Poet, author, and teacher Georgia Heard tried to answer such questions when asked “to gather poems of comfort to read to the New York City children who witnessed the World Trade Center tragedy.” The anthology she edited, This Place I Know: Poems of Comfort, includes eighteen poems, each one illustrated by a different picture book artist. Many of the illustrators describe their inspiration for the illustrations and their hopes that their contributions might help provide comfort. In an Author’s Note, Heard says, “I tried to choose poems that touch upon our feelings of fear and loss, remind us that we are not alone in despair, and assure us that dreams can be born even from tragedy.” The poems in this wonderful collection fulfill her objective and more.
The title poem, “This Place,” by Eloise Greenfield, and several others address grieving and assure young readers that tears are an acceptable and possibly even a necessary part of the process.
Touching poems about friendship and togetherness include “To You” by Karla Kuskin, which speaks to someone whose company would enable the narrator to “do anything at all.” “A Little Girl’s Poem” by Gwendolyn Brooks describes a child’s wishes for children all over the world: “Life is for us, and is shining. We have a right to sing.”
Both “Hold Fast Your Dreams” by Louise Driscoll and Langston Hughes’s “Dreams” remind readers to hold onto their hopes and dreams so they can eventually find joy. A favorite of mine, “Trouble, Fly” by Susan Marie Swanson, addresses trouble directly and asks it to “Let our night be a night of peace.” “The Peace of Wild Things” by Wendell Berry describes a retreat to still water to “rest in the grace of the world.” Additional poems describe life in New York City and the resilience of its inhabitants. The publisher, Candlewick Press, and contributors donate part of the proceeds to Save the Children.
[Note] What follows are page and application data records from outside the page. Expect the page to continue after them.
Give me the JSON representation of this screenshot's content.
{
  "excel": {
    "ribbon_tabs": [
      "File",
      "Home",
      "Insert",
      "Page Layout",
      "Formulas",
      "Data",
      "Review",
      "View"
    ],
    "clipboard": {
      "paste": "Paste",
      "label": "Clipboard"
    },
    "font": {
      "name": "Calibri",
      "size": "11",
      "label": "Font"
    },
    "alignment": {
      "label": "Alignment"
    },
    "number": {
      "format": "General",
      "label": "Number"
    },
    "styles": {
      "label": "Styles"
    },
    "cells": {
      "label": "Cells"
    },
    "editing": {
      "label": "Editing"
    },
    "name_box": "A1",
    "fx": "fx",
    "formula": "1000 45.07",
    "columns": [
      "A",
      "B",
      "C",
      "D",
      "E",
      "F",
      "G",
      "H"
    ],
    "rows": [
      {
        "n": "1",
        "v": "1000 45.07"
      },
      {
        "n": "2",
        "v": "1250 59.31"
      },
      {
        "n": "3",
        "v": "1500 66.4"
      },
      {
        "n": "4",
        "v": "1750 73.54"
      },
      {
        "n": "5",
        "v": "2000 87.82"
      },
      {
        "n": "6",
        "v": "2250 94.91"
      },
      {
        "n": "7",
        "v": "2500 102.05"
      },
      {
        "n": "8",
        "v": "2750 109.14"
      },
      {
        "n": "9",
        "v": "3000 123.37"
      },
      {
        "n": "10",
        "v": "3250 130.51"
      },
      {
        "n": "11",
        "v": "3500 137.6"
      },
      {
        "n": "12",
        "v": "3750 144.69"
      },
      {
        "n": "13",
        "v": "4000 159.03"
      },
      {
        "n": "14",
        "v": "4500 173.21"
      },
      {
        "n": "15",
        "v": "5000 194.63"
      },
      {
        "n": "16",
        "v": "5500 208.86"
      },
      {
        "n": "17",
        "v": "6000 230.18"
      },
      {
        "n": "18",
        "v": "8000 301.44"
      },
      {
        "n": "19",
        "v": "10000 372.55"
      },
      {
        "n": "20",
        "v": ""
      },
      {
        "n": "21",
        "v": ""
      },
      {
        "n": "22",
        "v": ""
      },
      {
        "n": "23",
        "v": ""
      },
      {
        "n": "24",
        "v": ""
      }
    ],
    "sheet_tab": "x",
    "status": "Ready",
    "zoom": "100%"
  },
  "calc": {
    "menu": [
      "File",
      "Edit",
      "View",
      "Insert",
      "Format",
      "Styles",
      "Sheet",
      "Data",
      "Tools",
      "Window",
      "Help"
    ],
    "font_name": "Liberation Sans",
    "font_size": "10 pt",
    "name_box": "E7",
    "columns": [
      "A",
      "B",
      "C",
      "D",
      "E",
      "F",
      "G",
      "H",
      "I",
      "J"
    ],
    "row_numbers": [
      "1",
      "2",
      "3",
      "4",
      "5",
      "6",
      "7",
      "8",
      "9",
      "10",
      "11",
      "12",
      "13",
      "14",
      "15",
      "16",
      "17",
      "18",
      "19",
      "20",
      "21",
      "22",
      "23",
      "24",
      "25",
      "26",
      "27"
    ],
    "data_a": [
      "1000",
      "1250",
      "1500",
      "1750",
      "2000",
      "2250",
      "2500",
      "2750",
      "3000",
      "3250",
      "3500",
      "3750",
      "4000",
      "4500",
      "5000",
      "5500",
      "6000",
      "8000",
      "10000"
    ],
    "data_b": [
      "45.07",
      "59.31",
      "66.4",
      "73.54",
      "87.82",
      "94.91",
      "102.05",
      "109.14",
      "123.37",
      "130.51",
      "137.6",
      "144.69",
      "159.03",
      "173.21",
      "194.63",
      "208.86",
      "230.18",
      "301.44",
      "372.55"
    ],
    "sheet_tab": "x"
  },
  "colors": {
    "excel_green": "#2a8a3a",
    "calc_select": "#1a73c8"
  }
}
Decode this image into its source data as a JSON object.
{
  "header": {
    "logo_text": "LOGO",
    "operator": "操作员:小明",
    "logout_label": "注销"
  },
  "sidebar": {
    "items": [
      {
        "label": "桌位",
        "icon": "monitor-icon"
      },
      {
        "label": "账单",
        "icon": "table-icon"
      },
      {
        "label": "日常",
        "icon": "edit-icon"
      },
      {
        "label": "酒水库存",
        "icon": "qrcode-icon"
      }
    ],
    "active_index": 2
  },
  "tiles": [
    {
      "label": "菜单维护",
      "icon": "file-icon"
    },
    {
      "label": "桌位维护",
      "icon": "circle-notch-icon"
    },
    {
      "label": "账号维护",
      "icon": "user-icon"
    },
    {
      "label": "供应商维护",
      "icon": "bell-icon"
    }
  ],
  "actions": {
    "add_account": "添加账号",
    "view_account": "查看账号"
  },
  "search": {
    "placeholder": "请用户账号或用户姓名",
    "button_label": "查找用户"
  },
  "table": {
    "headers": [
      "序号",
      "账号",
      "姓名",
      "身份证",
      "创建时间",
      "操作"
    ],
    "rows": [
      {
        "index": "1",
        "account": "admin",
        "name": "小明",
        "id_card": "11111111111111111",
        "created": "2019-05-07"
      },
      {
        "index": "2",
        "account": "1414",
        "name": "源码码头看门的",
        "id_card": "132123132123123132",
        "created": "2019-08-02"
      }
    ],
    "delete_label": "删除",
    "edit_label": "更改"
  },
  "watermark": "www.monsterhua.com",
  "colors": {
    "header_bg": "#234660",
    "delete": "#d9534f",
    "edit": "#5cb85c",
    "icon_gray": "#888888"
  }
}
I return to this collection again and again, when teaching, in school visits, to comfort myself in difficult times. Of course, poetry alone is not enough to save us in times of tragedy. But it can help lessen the pain of listeners and readers alike by reminding us of our shared losses and strengths.